BC Hydro closely monitors contractor performance on the project and conducts independent reviews to verify cost and schedule forecasting, including risk management and mitigation. In October, Ernst & Young/BTY released their review, stating: “Overall, our review finds that the project is well defined and that the processes for managing risks and costs are largely representative of leading practices. Execution of the major work packages are clearly scoped and supported by both a robust set of project management practices and tools, as well as by a team with deep experience on delivering major projects for BC Hydro.”

So what about those orders?

With 150 legally-binding federal and provincial conditions and detailed site-specific and activity-specific environmental mitigation plans, we’re always working with our contractors and federal and provincial regulators to ensure we are in compliance. A number of independent agencies oversee these conditions and the independent environmental monitor continuously inspects the contractors’ work to verify it complies with all environmental requirements and reports all non-compliances. Qualified professionals from both BC Hydro and our contractors conduct inspections daily.

To date, following 18 months of construction and multiple inspections covering the full range of conditions and activities, the project has received four orders. Two of the orders, one on waste management and recycling and one on controlling fuel leaks from vehicles, were issued to the same contractor who put in place a number of corrective actions and was found to be in compliance in a follow-up inspection.
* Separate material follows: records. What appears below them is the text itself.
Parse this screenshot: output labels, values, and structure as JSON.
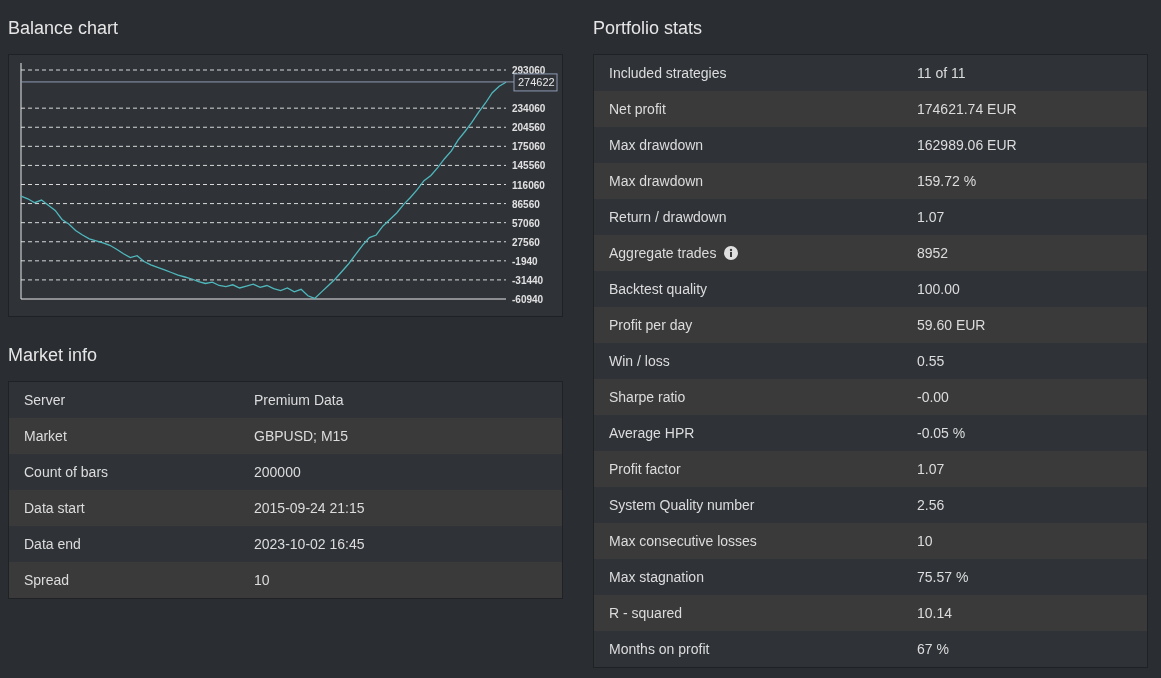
{
  "balance_chart": {
    "title": "Balance chart",
    "chart_data": {
      "type": "line",
      "ylim": [
        -60940,
        293060
      ],
      "yticks": [
        -60940,
        -31440,
        -1940,
        27560,
        57060,
        86560,
        116060,
        145560,
        175060,
        204560,
        234060,
        293060
      ],
      "grid": true,
      "series": [
        {
          "color": "#4fb8bd",
          "values": [
            98000,
            94000,
            88000,
            92000,
            84000,
            76000,
            62000,
            55000,
            45000,
            38000,
            32000,
            29000,
            26000,
            22000,
            16000,
            9000,
            3000,
            6000,
            -3000,
            -8000,
            -12000,
            -16000,
            -20000,
            -24000,
            -27000,
            -30000,
            -34000,
            -37000,
            -35000,
            -40000,
            -42000,
            -39000,
            -44000,
            -41000,
            -38000,
            -43000,
            -40000,
            -45000,
            -48000,
            -44000,
            -50000,
            -46000,
            -56000,
            -60000,
            -50000,
            -40000,
            -30000,
            -18000,
            -6000,
            8000,
            22000,
            34000,
            38000,
            52000,
            62000,
            72000,
            85000,
            96000,
            108000,
            122000,
            130000,
            142000,
            156000,
            168000,
            185000,
            198000,
            212000,
            228000,
            242000,
            258000,
            268000,
            274000
          ]
        }
      ],
      "ref_lines": [
        {
          "axis": "y",
          "value": 274622,
          "label": "274622"
        }
      ]
    }
  },
  "market_info": {
    "title": "Market info",
    "rows": [
      {
        "label": "Server",
        "value": "Premium Data"
      },
      {
        "label": "Market",
        "value": "GBPUSD; M15"
      },
      {
        "label": "Count of bars",
        "value": "200000"
      },
      {
        "label": "Data start",
        "value": "2015-09-24 21:15"
      },
      {
        "label": "Data end",
        "value": "2023-10-02 16:45"
      },
      {
        "label": "Spread",
        "value": "10"
      }
    ]
  },
  "portfolio_stats": {
    "title": "Portfolio stats",
    "rows": [
      {
        "label": "Included strategies",
        "value": "11 of 11"
      },
      {
        "label": "Net profit",
        "value": "174621.74 EUR"
      },
      {
        "label": "Max drawdown",
        "value": "162989.06 EUR"
      },
      {
        "label": "Max drawdown",
        "value": "159.72 %"
      },
      {
        "label": "Return / drawdown",
        "value": "1.07"
      },
      {
        "label": "Aggregate trades",
        "value": "8952",
        "info_icon": true
      },
      {
        "label": "Backtest quality",
        "value": "100.00"
      },
      {
        "label": "Profit per day",
        "value": "59.60 EUR"
      },
      {
        "label": "Win / loss",
        "value": "0.55"
      },
      {
        "label": "Sharpe ratio",
        "value": "-0.00"
      },
      {
        "label": "Average HPR",
        "value": "-0.05 %"
      },
      {
        "label": "Profit factor",
        "value": "1.07"
      },
      {
        "label": "System Quality number",
        "value": "2.56"
      },
      {
        "label": "Max consecutive losses",
        "value": "10"
      },
      {
        "label": "Max stagnation",
        "value": "75.57 %"
      },
      {
        "label": "R - squared",
        "value": "10.14"
      },
      {
        "label": "Months on profit",
        "value": "67 %"
      }
    ]
  }
}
A third order related to the construction bridge over the Moberly River and required an aquatic spill kit to be placed in a boat and an absorbent boom to be placed in the construction site area – to support response efforts in the event of a spill. The contractor responsible has put these measures in place.

The fourth order was issued by the B.C. Environmental Assessment Office last April and stated that BC Hydro was not in compliance with conditions related to erosion and sediment control. We took immediate steps to respond in the face of some severe rain events that caused flash flooding and made erosion and sediment control even more challenging. In fact, the precipitation over the May to August 2016 period would be likely to occur only once or twice per century.

A new erosion and sediment control plan is now in place with 30 kilometres of silt fencing installed, nine sediment ponds in operation and 240,000 square metres of area hydroseeded – a process to control erosion. In total, there are 15 employees on the project site responsible for implementation of erosion and sediment control implementation.

In December, the Canadian Environmental Assessment Agency issued a notice of intent to issue an order after an inspection determined that while contingency supplies to control erosion and sediment were on-site, they were not sufficient or in the right areas. A notice of intent does not stop work – it signals that an Order could be issued if corrective steps are not taken. We took immediate action, with our contractor to ensure sufficient contingency supplies were placed in the appropriate areas on the worksite and have now provided that information to the Agency for their review. In a statement, the Agency confirmed they have received our response and that they are not contemplating a stop work order in relation to this matter.

Visit the Site C Clean Energy Project site for more information including public updates and reports.